  • Closed loop process as waste product can be re-used
  • BusinessGreen Tech Award Winner 2015 for Bio-Technology of the Year

Stakeholders:

  • Festival attendees
  • Festival organizers/promoters
  • City officials / community leaders of festival locations
  • Residents of communities where festivals are held
  • Festival sponsors
  • Investors

Implementation:

  • Prototypes are currently in use at 7 UK music festivals
  • Plans are to crowdsource funding in 2017 with a full launch in 2018 with select festival partners
  • Tents would be available for sale along with festival ticket and available for pick up on site and disposal

Challenges are that the disposable but un-sustainable tents currently on the marketplace are cheap and readily available making it easy for festival goers to just leave behind. The Comp-A-Tent will cost around £50 which is more than double the average cost of a normal tent. KarTent, another eco-tent that is made of cardboard uses advertisers to help subsidize the cost for festival goers. Partnering with cities and the festivals (who have to clean up and deal with the environmental impact of the tents left behind) and with sponsors who could perhaps help subsidize the cost or offer some other incentive to encourage the use of the Comp-A-Tent rather than traditional tents.
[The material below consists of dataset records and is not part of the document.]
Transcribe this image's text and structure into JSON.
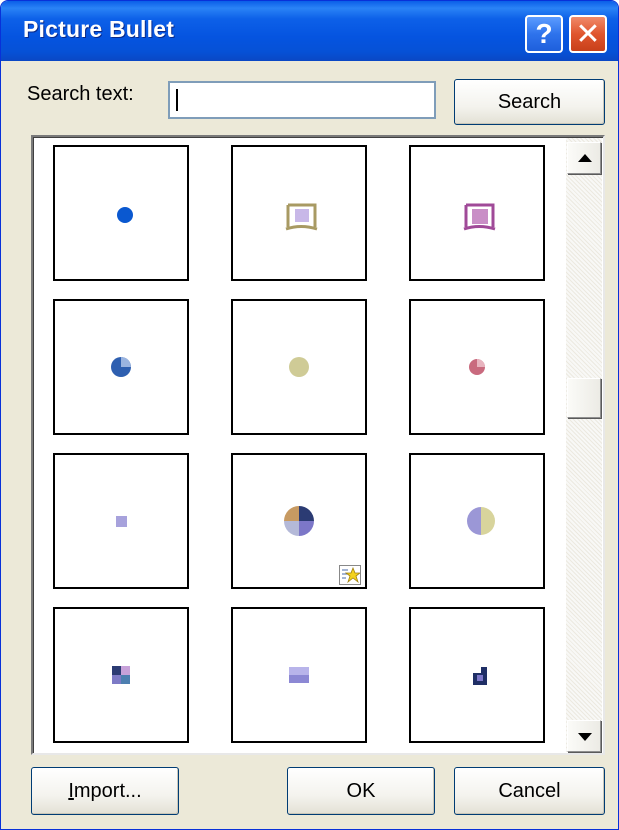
{
  "window": {
    "title": "Picture Bullet",
    "help_glyph": "?",
    "close_glyph": "✕"
  },
  "search": {
    "label": "Search text:",
    "value": "",
    "button_label": "Search"
  },
  "bullets": [
    {
      "shape": "dot",
      "colors": [
        "#0a58d0"
      ]
    },
    {
      "shape": "framed-square",
      "colors": [
        "#a89a63",
        "#c8b8e8"
      ]
    },
    {
      "shape": "framed-square",
      "colors": [
        "#a04a98",
        "#c98ec6"
      ]
    },
    {
      "shape": "pie",
      "colors": [
        "#2e5fb0",
        "#9ab4e0"
      ]
    },
    {
      "shape": "dot",
      "colors": [
        "#cfcb96"
      ]
    },
    {
      "shape": "pie",
      "colors": [
        "#c96a7e",
        "#e8b4bf"
      ]
    },
    {
      "shape": "square",
      "colors": [
        "#a7a2dc"
      ]
    },
    {
      "shape": "quad-circle",
      "colors": [
        "#c79a62",
        "#2b3b73",
        "#7c77c8",
        "#b4b9d8"
      ]
    },
    {
      "shape": "half-circle",
      "colors": [
        "#9b97d6",
        "#d8d49c"
      ]
    },
    {
      "shape": "quad-square",
      "colors": [
        "#2b3b73",
        "#c7a1d9",
        "#7d7ac6",
        "#4d7fb0"
      ]
    },
    {
      "shape": "split-square",
      "colors": [
        "#b8b4ea",
        "#8c88d4"
      ]
    },
    {
      "shape": "step-square",
      "colors": [
        "#1f2f66",
        "#7c77c8"
      ]
    }
  ],
  "buttons": {
    "import_first": "I",
    "import_rest": "mport...",
    "ok": "OK",
    "cancel": "Cancel"
  }
}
Sources:

https://www.theguardian.com/sustainable-business/2016/jul/02/cardboard-bioplastic-tents-pitching-up-at-festivals-glastonbury-waste?CMP=ema-1706&CMP=

http://www.businessgreen.com/bg/news/2430639/businessgreen-technology-awards-2015-shortlist-announced

http://comp-a-tent.com/

http://www.wired.co.uk/article/royal-academy-of-engineering-innovation-awards

MIITO – the sustainable alternative to the electric kettle

1.Sustainability Problem

In order to make a simple cup of tea, you end up overfilling the kettle. This wastes energy and water and also means you have to wait longer for it to heat up. Energy consumption because of the kettle water overfilling when boiling is far higher than what we would normally assume. According to Leyla Acaroglu during her 2014 TED Talk “One day of extra energy use [from overfilling electric kettles] is enough to light all the streetlights in England for a night.”

2) The technology

MIITO uses simple induction technology to essentially wirelessly transfer heat. Its base creates an electromagnetic field which will then heat any ferrous material on its surface, in this case the disc attached to the bottom of the rod. Once the rod is placed inside a vessel filled with  liquid, the rod’s disc will heat up and directly transfer heat to just the liquid in the vessel, contrary to microwave ovens.

By heating only the liquid you need directly in the vessel you’ll drink from, it avoids wasting extra liquid and use less energy to heat it. Induction technology is 80-90% energy efficient in heating liquids. Electric kettles are only 50-80% efficient, microwave ovens are around 43% efficient and water heated on a stove is only 16-27% energy efficient, when boiling the same amount of liquid. Amongst many others, it has won the James Dyson Award for its lean, simple, and sustainable design.

3) Stakeholders

  • Customers
  • Investors
  • Crowdfunders
  • MITTO, the developers of the product
  • Local governments

4) Implementation

  • The company has successfully run a Kickstarter campaign in 2015 where they gathered €818,098 pledged of €150,000 goal.
  • Since September 2015, the product is in its development phase.
  • Once the product is launched, targeted media campaigns should raise awareness on the product and make it available worldwide.
  • It would be desirable for local governments to encourage the use of this kind of devices by using some for of ‘sustainable’ labelling, as well as promotions.

5) References

http://www.miito.com

https://www.kickstarter.com/projects/747044530/miito-the-sustainable-alternative-to-the-electric/posts/1609808

http://www.wired.com/2014/11/tea-kettle-alternative-thats-cooler-cleaner-eco-friendly/

http://www.bbc.com/news/technology-29245299

https://www.theguardian.com/business/2015/feb/08/innovators-boiling-point-redesigning-kettle-miito